I remember attending her funeral, but distinctly recall not seeing Grandma in the casket, because, in her wisdom, Mom said, “I don’t want you guys to remember Grandma that way.” I didn’t understand at the time, but as an adult, I now know what my mom meant – she didn’t want us to remember Grandma in a way that tried, but failed (as it always does), to capture the essence of a beautiful soul, whose life was taken too soon from us by the ravages of cancer.
A few years later, my grandfather remarried. A strong woman, herself a widow, she provided a spark of joy in my papa’s life. She already had her own family from her first marriage, and both Papa and his second wife settled into world-traveling companionship.

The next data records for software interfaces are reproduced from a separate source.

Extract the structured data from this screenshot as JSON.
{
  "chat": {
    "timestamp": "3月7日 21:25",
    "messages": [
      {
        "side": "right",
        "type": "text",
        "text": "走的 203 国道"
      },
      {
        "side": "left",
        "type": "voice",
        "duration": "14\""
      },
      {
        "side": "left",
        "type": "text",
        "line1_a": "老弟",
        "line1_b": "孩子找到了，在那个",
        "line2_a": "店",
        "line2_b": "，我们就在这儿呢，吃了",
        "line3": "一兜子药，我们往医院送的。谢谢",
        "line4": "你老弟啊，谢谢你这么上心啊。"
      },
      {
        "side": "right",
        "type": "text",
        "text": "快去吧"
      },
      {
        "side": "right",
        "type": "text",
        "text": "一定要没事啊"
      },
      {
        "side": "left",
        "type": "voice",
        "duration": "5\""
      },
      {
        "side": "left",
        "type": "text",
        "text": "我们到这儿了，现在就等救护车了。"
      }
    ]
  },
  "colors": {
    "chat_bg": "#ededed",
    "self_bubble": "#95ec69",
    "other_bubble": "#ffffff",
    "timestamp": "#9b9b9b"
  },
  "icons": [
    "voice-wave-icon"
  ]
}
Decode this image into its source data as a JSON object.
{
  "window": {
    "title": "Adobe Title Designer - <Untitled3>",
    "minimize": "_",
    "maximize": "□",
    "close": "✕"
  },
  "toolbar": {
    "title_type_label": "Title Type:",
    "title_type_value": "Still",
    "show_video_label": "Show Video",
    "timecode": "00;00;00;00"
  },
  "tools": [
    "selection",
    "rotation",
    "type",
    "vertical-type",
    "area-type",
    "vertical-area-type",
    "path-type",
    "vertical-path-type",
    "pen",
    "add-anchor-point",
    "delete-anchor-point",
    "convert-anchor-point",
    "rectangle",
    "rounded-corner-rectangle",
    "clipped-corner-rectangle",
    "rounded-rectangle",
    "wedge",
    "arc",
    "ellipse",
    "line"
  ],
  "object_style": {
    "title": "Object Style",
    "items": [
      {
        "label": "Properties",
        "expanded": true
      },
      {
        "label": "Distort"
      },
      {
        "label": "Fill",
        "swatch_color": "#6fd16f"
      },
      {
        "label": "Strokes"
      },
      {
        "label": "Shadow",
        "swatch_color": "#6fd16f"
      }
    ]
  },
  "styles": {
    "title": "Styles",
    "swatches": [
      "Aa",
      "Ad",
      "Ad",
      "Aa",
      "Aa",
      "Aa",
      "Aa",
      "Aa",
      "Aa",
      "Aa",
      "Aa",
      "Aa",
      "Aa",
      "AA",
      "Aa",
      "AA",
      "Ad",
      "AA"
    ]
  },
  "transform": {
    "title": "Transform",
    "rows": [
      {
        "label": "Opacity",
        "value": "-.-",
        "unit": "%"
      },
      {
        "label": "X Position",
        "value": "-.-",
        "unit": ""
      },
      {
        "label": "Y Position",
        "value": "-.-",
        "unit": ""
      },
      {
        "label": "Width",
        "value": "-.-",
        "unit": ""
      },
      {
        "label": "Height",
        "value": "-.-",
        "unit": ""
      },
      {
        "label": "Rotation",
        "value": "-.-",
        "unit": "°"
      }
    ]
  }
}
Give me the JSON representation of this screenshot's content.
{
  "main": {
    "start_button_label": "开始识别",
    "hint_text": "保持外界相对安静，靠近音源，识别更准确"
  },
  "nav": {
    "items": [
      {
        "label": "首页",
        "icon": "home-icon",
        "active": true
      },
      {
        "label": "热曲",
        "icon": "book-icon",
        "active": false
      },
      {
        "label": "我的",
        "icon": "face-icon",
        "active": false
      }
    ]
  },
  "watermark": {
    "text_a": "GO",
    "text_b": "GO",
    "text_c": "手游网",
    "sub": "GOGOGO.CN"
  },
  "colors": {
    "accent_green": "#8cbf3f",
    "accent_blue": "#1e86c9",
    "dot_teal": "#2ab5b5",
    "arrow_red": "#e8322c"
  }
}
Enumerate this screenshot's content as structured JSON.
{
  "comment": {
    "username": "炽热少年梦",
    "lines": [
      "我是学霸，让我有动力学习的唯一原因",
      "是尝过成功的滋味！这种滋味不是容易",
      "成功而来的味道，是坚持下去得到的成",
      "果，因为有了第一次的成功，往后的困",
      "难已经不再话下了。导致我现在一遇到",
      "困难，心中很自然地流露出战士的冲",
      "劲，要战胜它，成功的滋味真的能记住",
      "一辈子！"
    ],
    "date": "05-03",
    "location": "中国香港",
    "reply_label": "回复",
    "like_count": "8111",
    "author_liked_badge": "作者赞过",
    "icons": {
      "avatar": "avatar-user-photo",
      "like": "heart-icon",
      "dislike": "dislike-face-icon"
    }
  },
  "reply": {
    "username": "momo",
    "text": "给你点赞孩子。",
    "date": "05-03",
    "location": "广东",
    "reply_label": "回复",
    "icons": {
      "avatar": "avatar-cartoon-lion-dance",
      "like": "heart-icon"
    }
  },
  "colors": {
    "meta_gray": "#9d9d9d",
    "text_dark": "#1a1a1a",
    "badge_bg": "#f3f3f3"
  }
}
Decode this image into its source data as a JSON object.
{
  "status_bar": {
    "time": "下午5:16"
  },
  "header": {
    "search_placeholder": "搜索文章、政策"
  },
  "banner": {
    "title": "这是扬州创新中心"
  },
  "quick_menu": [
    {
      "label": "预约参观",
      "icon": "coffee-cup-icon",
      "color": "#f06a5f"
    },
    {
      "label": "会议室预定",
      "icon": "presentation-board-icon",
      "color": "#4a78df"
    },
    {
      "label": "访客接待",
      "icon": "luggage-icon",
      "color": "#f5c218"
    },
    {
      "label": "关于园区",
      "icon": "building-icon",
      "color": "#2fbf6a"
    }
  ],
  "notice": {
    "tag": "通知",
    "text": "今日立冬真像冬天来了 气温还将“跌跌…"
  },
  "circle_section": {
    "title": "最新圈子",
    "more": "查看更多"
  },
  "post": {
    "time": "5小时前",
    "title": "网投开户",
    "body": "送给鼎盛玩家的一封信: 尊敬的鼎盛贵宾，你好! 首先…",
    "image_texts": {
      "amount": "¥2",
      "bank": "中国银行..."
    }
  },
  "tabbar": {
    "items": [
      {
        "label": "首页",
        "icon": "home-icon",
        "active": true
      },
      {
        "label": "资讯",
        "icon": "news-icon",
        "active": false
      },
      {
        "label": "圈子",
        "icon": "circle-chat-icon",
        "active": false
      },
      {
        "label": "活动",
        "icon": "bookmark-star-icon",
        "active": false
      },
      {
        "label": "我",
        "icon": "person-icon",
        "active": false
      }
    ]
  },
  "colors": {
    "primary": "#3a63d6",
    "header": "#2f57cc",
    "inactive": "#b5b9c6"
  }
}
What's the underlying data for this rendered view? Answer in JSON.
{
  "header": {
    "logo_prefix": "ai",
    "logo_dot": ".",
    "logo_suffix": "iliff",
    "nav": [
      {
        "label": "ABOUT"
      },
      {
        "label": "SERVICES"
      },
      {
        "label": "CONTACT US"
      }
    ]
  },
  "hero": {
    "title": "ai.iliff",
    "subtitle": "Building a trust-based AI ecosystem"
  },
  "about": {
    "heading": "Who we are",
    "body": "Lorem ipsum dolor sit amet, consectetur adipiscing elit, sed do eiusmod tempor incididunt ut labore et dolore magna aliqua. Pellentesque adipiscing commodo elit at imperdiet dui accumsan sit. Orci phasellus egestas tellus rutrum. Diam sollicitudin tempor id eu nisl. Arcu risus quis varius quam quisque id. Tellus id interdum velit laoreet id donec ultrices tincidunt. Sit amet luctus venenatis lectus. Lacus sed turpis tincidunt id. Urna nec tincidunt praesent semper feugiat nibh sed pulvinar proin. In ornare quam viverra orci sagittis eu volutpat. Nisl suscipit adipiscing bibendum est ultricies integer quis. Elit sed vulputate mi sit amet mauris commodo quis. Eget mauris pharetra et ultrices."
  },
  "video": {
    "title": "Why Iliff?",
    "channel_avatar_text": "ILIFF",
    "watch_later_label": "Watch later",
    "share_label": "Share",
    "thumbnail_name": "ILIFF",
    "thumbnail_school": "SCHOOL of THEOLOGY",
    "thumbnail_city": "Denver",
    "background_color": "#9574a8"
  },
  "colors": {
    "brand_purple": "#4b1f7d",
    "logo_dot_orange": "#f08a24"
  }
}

This woman never tried to replace my grandma. Instead, she allowed us to pursue a relationship with her as our surrogate grandmother on our terms. Some of the grandchildren quickly and easily took to calling her Grandma.
I, however, always called her by her first name due to some irrational fear that, by calling her Grandma, I would betray the memory of my filial grandmother.
Recently, my grandpa’s second wife was diagnosed with cancer. Living a country away, all I have in my power to do is pray.
Pray for a miracle.
Pray for comfort.
As I was putting away my children’s laundry, praying the Rosary the other night, the wind was knocked out of me as I realized, in the midst of my prayers, that this woman, loved by my papa, is the only great-grandmother on my side of the family that my children will get a chance to know… or, at least get to have in pictures with them.
Worse, I realized that my reluctance to embrace her as my grandma, regardless of the reason, is robbing me of a beautiful, rewarding relationship with a woman who so quietly, unassumingly accepted the role of step-grandmother to another man’s grandchildren.
I found myself grieving…
for my first grandmother,
for my second grandmother,
and for my grandfather who has watched two loves of his life fight a battle with cancer.
I found myself grieving for my children – who may never know two beautiful souls, who helped shape the fabric of two separate, yet intricately woven tapestries that created a blended family.
The down side to living the nomadic military lifestyle is watching family go through changes without being able to readily be on hand to support them. It’s difficult to acknowledge my daughter has not met her maternal great-grandmother yet… but I remain hopeful that we will be able to facilitate a meeting to afford me an opportunity to capture the love of the multi-generational photo.
I am now feeling a pull – to embrace this woman who has so lovingly accepted the role of grandmother to me, and to my older siblings who no doubt remember our biological grandmother with fond memories as well.
I feel a pull to acknowledge my internal battle – and, to banish the thoughts that one woman had a greater impact than the other.
I feel a pull to recognize I have truly been blessed – with not just the standard two grandmothers, but including my paternal grandmother, with three beautiful, strong role models who have assumed the mantle of love and the title of Grandma to me.
So, dear readers, I ask you to join me in prayer – for my grandmother battling cancer, and for her family and friends, supporting, caring, and loving her through this difficult time.